What is expected — Write the listing out again in full. Every character must match.
-- Data supplied follows --
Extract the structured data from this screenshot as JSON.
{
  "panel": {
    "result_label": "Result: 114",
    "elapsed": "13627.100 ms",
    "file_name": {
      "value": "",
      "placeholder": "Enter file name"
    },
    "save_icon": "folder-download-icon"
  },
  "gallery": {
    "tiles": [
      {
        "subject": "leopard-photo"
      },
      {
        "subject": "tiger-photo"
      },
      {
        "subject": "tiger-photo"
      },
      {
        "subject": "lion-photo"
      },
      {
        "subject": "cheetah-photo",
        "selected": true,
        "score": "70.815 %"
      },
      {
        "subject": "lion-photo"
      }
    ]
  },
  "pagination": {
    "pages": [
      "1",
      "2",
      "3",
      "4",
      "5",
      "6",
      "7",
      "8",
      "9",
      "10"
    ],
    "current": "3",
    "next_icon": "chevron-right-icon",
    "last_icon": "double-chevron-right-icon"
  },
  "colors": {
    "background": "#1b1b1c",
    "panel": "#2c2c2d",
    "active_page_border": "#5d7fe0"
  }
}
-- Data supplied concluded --
Output below —
Extract the structured data from this screenshot as JSON.
{
  "panel": {
    "result_label": "Result: 114",
    "elapsed": "13627.100 ms",
    "file_name": {
      "value": "",
      "placeholder": "Enter file name"
    },
    "save_icon": "folder-download-icon"
  },
  "gallery": {
    "tiles": [
      {
        "subject": "leopard-photo"
      },
      {
        "subject": "tiger-photo"
      },
      {
        "subject": "tiger-photo"
      },
      {
        "subject": "lion-photo"
      },
      {
        "subject": "cheetah-photo",
        "selected": true,
        "score": "70.815 %"
      },
      {
        "subject": "lion-photo"
      }
    ]
  },
  "pagination": {
    "pages": [
      "1",
      "2",
      "3",
      "4",
      "5",
      "6",
      "7",
      "8",
      "9",
      "10"
    ],
    "current": "3",
    "next_icon": "chevron-right-icon",
    "last_icon": "double-chevron-right-icon"
  },
  "colors": {
    "background": "#1b1b1c",
    "panel": "#2c2c2d",
    "active_page_border": "#5d7fe0"
  }
}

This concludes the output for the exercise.